━━━━━ Exercise inputs

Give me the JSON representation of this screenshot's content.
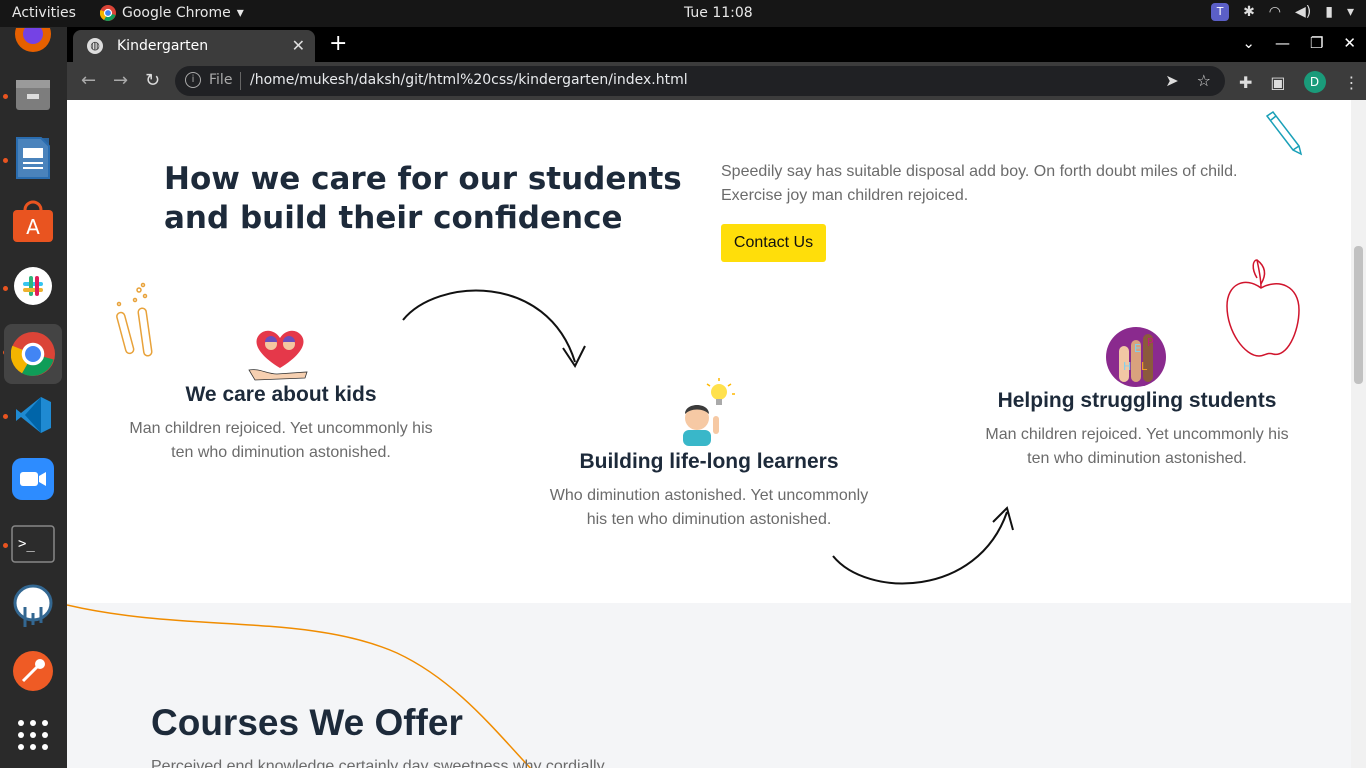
{
  "system": {
    "activities": "Activities",
    "app_name": "Google Chrome",
    "clock": "Tue 11:08"
  },
  "browser": {
    "tab_title": "Kindergarten",
    "address_label": "File",
    "url": "/home/mukesh/daksh/git/html%20css/kindergarten/index.html",
    "profile_initial": "D"
  },
  "hero": {
    "title": "How we care for our students and build their confidence",
    "intro": "Speedily say has suitable disposal add boy. On forth doubt miles of child. Exercise joy man children rejoiced.",
    "cta_label": "Contact Us"
  },
  "features": [
    {
      "title": "We care about kids",
      "text": "Man children rejoiced. Yet uncommonly his ten who diminution astonished."
    },
    {
      "title": "Building life-long learners",
      "text": "Who diminution astonished. Yet uncommonly his ten who diminution astonished."
    },
    {
      "title": "Helping struggling students",
      "text": "Man children rejoiced. Yet uncommonly his ten who diminution astonished."
    }
  ],
  "courses": {
    "title": "Courses We Offer",
    "subtitle": "Perceived end knowledge certainly day sweetness why cordially"
  },
  "colors": {
    "accent_yellow": "#ffde0a",
    "heading": "#1d2a3a",
    "body_text": "#6b6b6b",
    "section_bg": "#f4f5f7",
    "curve_orange": "#f08c00"
  }
}
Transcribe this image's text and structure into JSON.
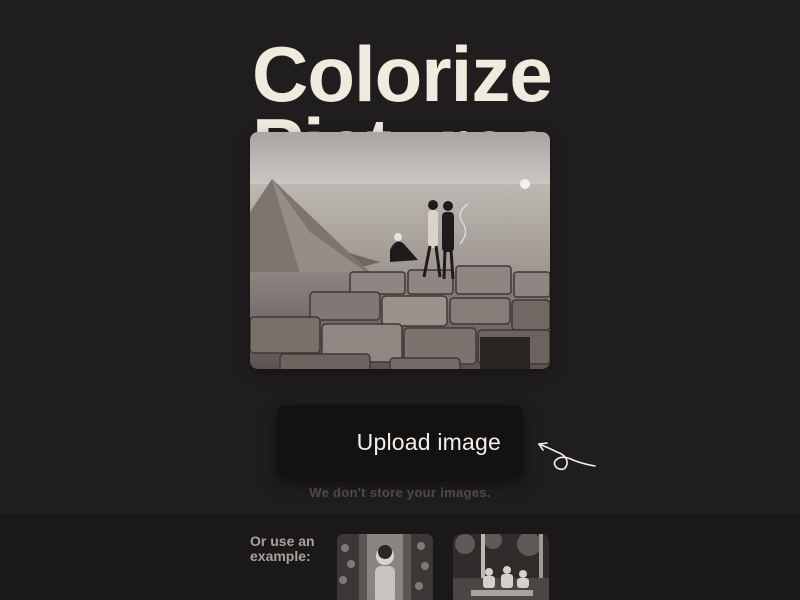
{
  "hero": {
    "title": "Colorize Pictures"
  },
  "upload": {
    "label": "Upload image"
  },
  "privacy_note": "We don't store your images.",
  "examples": {
    "label": "Or use an example:"
  },
  "colors": {
    "background": "#201d1e",
    "title": "#efebdf",
    "button_bg": "#131112",
    "button_text": "#f2efe8",
    "muted_text": "#4e4a4b",
    "panel_bg": "#1a1818"
  }
}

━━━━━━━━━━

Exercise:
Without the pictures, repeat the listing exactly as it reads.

Solution to this exercise:
Give me the JSON representation of this screenshot's content.
{
  "system": {
    "activities": "Activities",
    "app_name": "Google Chrome",
    "clock": "Tue 11:08"
  },
  "browser": {
    "tab_title": "Kindergarten",
    "address_label": "File",
    "url": "/home/mukesh/daksh/git/html%20css/kindergarten/index.html",
    "profile_initial": "D"
  },
  "hero": {
    "title": "How we care for our students and build their confidence",
    "intro": "Speedily say has suitable disposal add boy. On forth doubt miles of child. Exercise joy man children rejoiced.",
    "cta_label": "Contact Us"
  },
  "features": [
    {
      "title": "We care about kids",
      "text": "Man children rejoiced. Yet uncommonly his ten who diminution astonished."
    },
    {
      "title": "Building life-long learners",
      "text": "Who diminution astonished. Yet uncommonly his ten who diminution astonished."
    },
    {
      "title": "Helping struggling students",
      "text": "Man children rejoiced. Yet uncommonly his ten who diminution astonished."
    }
  ],
  "courses": {
    "title": "Courses We Offer",
    "subtitle": "Perceived end knowledge certainly day sweetness why cordially"
  },
  "colors": {
    "accent_yellow": "#ffde0a",
    "heading": "#1d2a3a",
    "body_text": "#6b6b6b",
    "section_bg": "#f4f5f7",
    "curve_orange": "#f08c00"
  }
}
Transcribe this image's text and structure into JSON.
{
  "hero": {
    "title": "Colorize Pictures"
  },
  "upload": {
    "label": "Upload image"
  },
  "privacy_note": "We don't store your images.",
  "examples": {
    "label": "Or use an example:"
  },
  "colors": {
    "background": "#201d1e",
    "title": "#efebdf",
    "button_bg": "#131112",
    "button_text": "#f2efe8",
    "muted_text": "#4e4a4b",
    "panel_bg": "#1a1818"
  }
}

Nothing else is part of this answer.